═══ Extracted records ═══
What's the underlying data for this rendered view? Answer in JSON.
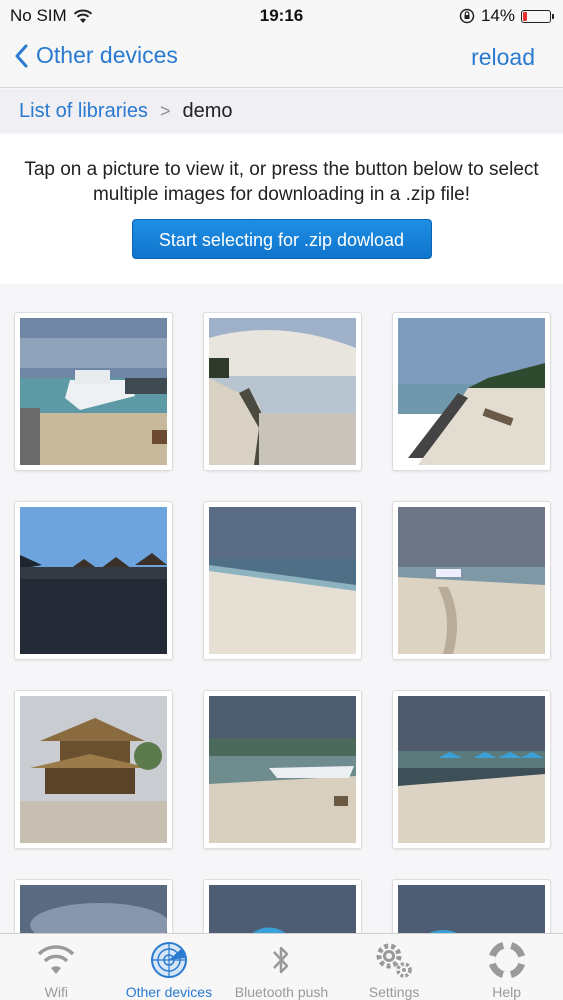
{
  "status_bar": {
    "carrier": "No SIM",
    "time": "19:16",
    "battery": "14%"
  },
  "nav": {
    "back_label": "Other devices",
    "reload_label": "reload"
  },
  "breadcrumb": {
    "root": "List of libraries",
    "separator": ">",
    "current": "demo"
  },
  "instructions": {
    "text": "Tap on a picture to view it, or press the button below to select multiple images for downloading in a .zip file!",
    "button_label": "Start selecting for .zip dowload"
  },
  "photos": [
    {
      "scene": "boat-beach"
    },
    {
      "scene": "shore-clouds"
    },
    {
      "scene": "beach-log"
    },
    {
      "scene": "huts-silhouette"
    },
    {
      "scene": "beach-wide"
    },
    {
      "scene": "beach-boat-small"
    },
    {
      "scene": "thatched-hut"
    },
    {
      "scene": "boat-shore"
    },
    {
      "scene": "umbrellas"
    },
    {
      "scene": "partial-sky"
    },
    {
      "scene": "partial-umbrella"
    },
    {
      "scene": "partial-umbrella-2"
    }
  ],
  "tabs": [
    {
      "label": "Wifi",
      "icon": "wifi-icon"
    },
    {
      "label": "Other devices",
      "icon": "radar-icon"
    },
    {
      "label": "Bluetooth push",
      "icon": "bluetooth-icon"
    },
    {
      "label": "Settings",
      "icon": "gears-icon"
    },
    {
      "label": "Help",
      "icon": "lifebuoy-icon"
    }
  ],
  "colors": {
    "accent": "#2a7ad0",
    "battery_low": "#e8312f",
    "button": "#1e8fe4"
  }
}
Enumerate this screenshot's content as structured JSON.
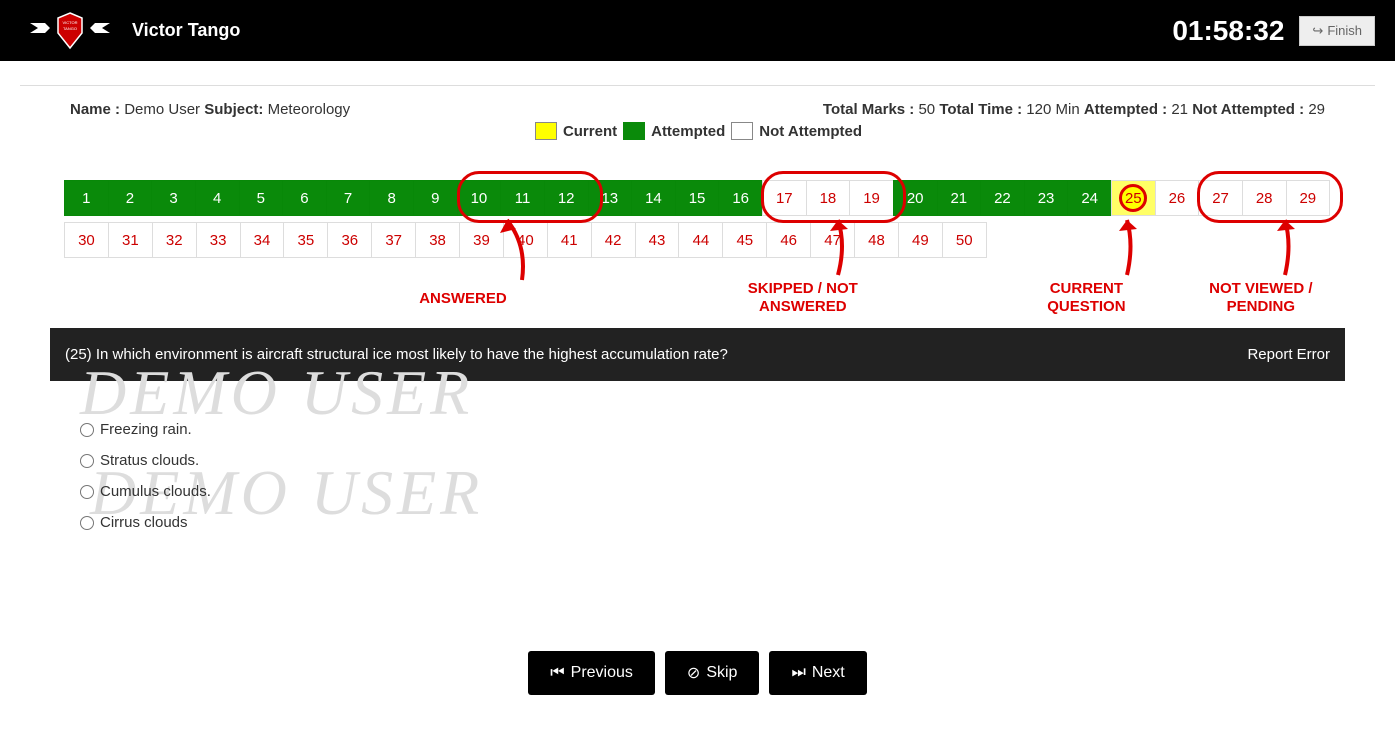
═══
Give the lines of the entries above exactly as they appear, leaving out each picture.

### Your solution
What's the underlying data for this rendered view? Answer in JSON.
{
  "status_bar": {
    "carrier": "No SIM",
    "time": "19:16",
    "battery": "14%"
  },
  "nav": {
    "back_label": "Other devices",
    "reload_label": "reload"
  },
  "breadcrumb": {
    "root": "List of libraries",
    "separator": ">",
    "current": "demo"
  },
  "instructions": {
    "text": "Tap on a picture to view it, or press the button below to select multiple images for downloading in a .zip file!",
    "button_label": "Start selecting for .zip dowload"
  },
  "photos": [
    {
      "scene": "boat-beach"
    },
    {
      "scene": "shore-clouds"
    },
    {
      "scene": "beach-log"
    },
    {
      "scene": "huts-silhouette"
    },
    {
      "scene": "beach-wide"
    },
    {
      "scene": "beach-boat-small"
    },
    {
      "scene": "thatched-hut"
    },
    {
      "scene": "boat-shore"
    },
    {
      "scene": "umbrellas"
    },
    {
      "scene": "partial-sky"
    },
    {
      "scene": "partial-umbrella"
    },
    {
      "scene": "partial-umbrella-2"
    }
  ],
  "tabs": [
    {
      "label": "Wifi",
      "icon": "wifi-icon"
    },
    {
      "label": "Other devices",
      "icon": "radar-icon"
    },
    {
      "label": "Bluetooth push",
      "icon": "bluetooth-icon"
    },
    {
      "label": "Settings",
      "icon": "gears-icon"
    },
    {
      "label": "Help",
      "icon": "lifebuoy-icon"
    }
  ],
  "colors": {
    "accent": "#2a7ad0",
    "battery_low": "#e8312f",
    "button": "#1e8fe4"
  }
}
Enumerate this screenshot's content as structured JSON.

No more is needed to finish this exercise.